The Economist recently examined the success of Housing First in Canada. The benefits of using Housing First to end chronic homelessness there echo what studies have shown in the United States.
Canadians refer to the homeless as “rough sleepers.”
“Calgary, the first Canadian city to use a housing-first approach, saw average annual savings of more than $30,000 per person from housing its most acute cases.”
Opponents of “giving” housing to those who may still be drinking or abusing other substances need to make their case in the light of the many benefits.
“Advocates point to the harms avoided: a recent study in Canada that randomly assigned participants to housing-first or a standard programme concluded that housing them did more to improve their quality of life and their functioning in the community.”
A major barrier to the wider implementation of Housing First is the lack of affordable housing in Canada.

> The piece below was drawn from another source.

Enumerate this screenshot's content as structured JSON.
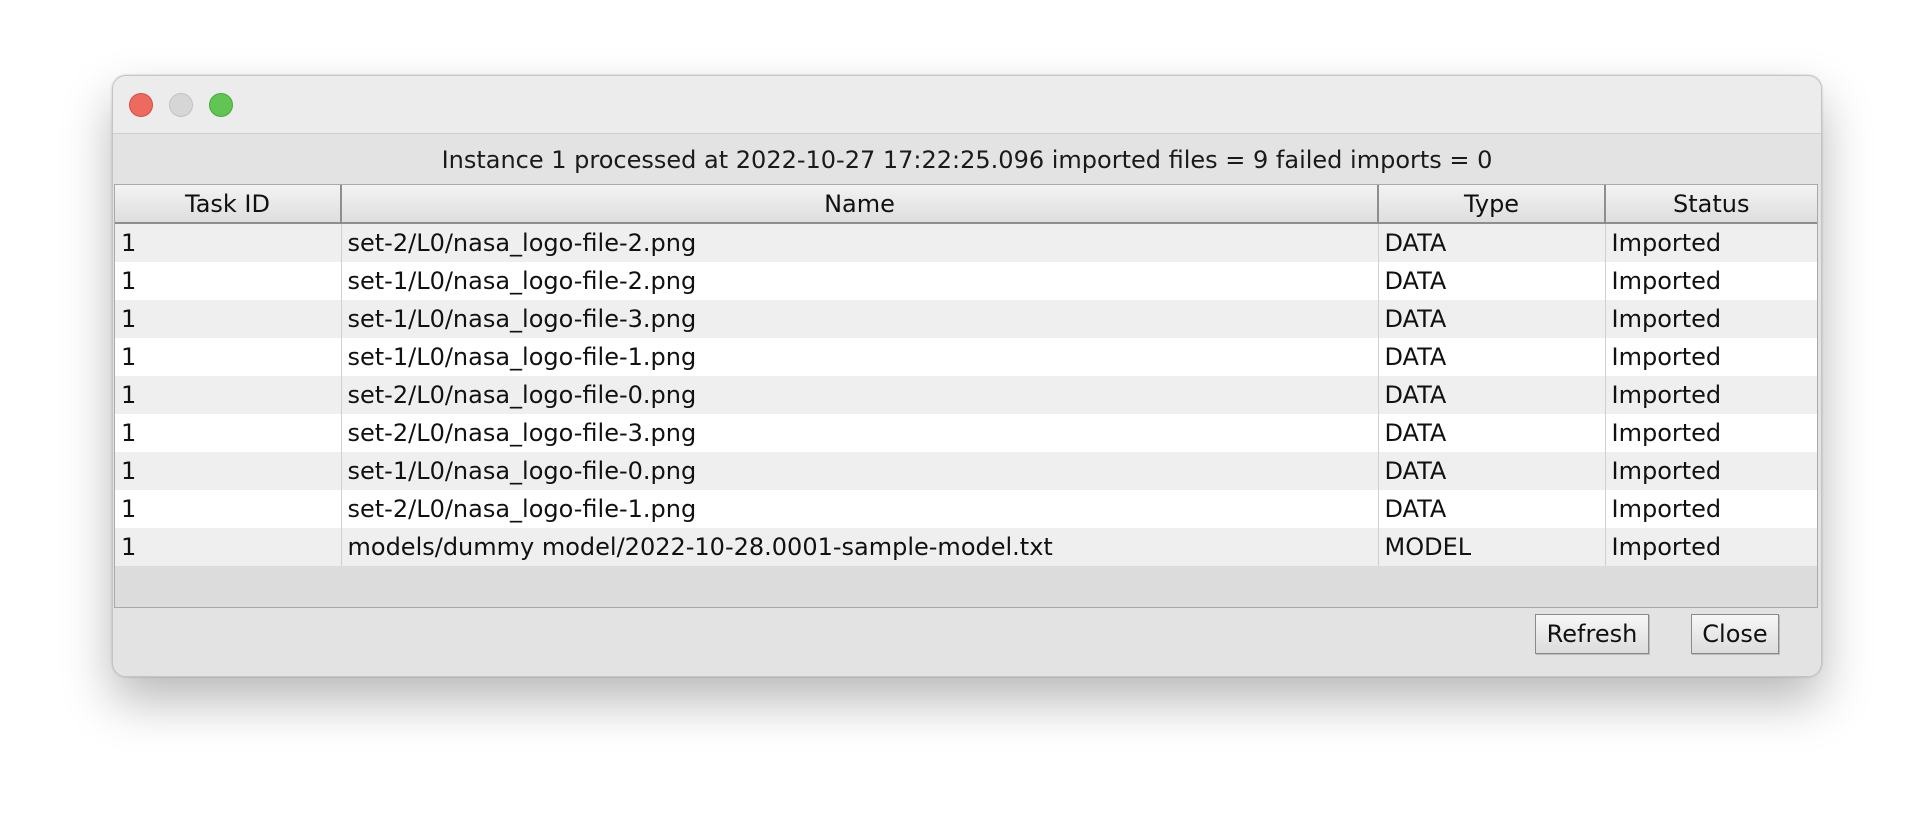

“For many cities seeking to house rough sleepers, finding homes is the hardest part. Rents are soaring, and waiting lists for subsidized housing growing ever longer.”